Confronted with such questions, a family member and Jagan’s colleague in the media corporations smiles magnanimously. “YSR always believed in one thing – that for a leader to be strong, his henchmen had to be strong. Unless YSR was strong politically and economically, how could he take care of everyone? Jagan is only following that legacy.”
He might have gone through the public charade of asking people to stop clamouring to make him CM. But in private, unperturbed, Jagan continues to assert his right to the post. Meeting TEHELKA briefly at the chief minister’s camp office in Begumpet, Hyderabad, he talks candidly of how he is best placed to carry forward the dreams of his father. With YSR’s towering portraits behind him, he says: “I have observed him at close hand for many years now. I was there at the meetings when people thronged the house, when he went to the villages. I know more than anyone else how he conducted his affairs.” Why the delay from the Centre then in making the announcement? “My mind will go wild if I begin to speculate,” says he.
He won’t have to speculate long. There are proprieties that stop Indian democracy from being a medieval French monarchy. Yet money, power and a capacity for creating trouble have their own influence. Senior Congress leaders in Delhi say that Jagan might be made head of the state PCC, or a minister in the Cabinet, or even Deputy CM of Andhra Pradesh. That’s not bad for someone who is legitimately only a 100 days old in politics.
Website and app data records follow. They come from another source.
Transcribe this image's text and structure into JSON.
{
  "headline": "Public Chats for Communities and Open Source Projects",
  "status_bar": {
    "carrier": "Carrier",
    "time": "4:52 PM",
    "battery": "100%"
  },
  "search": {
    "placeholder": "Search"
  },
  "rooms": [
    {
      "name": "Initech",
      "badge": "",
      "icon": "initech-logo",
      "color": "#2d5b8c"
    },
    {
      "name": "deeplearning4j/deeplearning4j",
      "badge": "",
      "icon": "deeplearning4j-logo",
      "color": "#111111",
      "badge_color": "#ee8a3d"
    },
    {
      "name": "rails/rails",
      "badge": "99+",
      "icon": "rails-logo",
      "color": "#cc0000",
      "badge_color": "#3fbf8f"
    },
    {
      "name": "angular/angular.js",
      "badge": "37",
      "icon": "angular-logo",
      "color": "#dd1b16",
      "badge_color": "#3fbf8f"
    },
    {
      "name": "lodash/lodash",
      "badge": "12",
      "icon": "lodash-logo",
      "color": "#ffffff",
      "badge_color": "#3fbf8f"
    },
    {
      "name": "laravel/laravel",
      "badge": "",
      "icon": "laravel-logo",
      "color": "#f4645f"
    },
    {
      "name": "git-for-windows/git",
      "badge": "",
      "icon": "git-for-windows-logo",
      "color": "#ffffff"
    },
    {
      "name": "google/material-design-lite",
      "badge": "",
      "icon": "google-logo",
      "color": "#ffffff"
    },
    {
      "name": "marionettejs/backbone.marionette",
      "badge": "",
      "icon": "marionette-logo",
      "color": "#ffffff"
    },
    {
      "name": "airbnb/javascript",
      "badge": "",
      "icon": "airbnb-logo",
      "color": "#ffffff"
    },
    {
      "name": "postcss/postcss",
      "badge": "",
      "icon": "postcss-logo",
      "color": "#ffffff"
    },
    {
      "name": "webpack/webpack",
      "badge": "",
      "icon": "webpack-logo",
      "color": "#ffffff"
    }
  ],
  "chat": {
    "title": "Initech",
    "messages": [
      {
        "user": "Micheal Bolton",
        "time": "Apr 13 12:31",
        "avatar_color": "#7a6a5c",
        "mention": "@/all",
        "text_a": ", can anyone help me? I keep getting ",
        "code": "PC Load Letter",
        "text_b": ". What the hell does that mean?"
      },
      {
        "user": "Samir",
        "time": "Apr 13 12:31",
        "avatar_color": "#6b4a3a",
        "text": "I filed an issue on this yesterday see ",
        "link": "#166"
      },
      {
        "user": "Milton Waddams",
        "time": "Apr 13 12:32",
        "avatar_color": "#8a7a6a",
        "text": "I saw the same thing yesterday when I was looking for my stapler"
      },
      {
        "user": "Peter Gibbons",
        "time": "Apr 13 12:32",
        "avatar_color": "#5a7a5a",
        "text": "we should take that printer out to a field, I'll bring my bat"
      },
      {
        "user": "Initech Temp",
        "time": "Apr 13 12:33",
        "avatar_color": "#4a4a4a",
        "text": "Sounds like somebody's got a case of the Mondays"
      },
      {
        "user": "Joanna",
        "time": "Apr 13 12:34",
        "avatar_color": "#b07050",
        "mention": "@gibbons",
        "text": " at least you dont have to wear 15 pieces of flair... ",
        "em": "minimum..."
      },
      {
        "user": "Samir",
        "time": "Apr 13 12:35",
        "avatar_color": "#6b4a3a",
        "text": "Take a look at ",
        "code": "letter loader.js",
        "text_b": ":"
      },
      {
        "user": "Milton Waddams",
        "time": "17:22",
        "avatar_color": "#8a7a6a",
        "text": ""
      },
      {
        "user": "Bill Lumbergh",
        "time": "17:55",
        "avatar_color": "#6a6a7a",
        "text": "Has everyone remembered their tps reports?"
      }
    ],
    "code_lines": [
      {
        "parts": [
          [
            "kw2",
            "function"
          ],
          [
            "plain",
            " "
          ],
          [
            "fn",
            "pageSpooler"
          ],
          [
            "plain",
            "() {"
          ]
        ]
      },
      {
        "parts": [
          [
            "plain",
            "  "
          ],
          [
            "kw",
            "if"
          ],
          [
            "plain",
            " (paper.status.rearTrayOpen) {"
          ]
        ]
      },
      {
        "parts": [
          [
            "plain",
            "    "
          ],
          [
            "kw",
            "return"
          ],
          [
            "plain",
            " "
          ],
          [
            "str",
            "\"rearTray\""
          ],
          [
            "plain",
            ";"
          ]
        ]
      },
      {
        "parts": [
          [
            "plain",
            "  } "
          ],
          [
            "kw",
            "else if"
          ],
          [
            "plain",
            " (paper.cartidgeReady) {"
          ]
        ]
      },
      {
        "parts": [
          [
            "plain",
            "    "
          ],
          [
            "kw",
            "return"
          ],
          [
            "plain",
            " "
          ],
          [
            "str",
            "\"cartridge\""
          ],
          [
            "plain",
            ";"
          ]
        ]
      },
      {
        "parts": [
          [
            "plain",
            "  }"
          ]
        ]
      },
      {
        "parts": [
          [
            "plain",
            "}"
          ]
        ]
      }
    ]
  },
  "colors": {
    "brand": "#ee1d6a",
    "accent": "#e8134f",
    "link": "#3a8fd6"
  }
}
With his long past and training under his father, that’s only a step away from CM.
This article was originally published in Tehelka, a leading independent news magazine in India, known for its investigative journalism.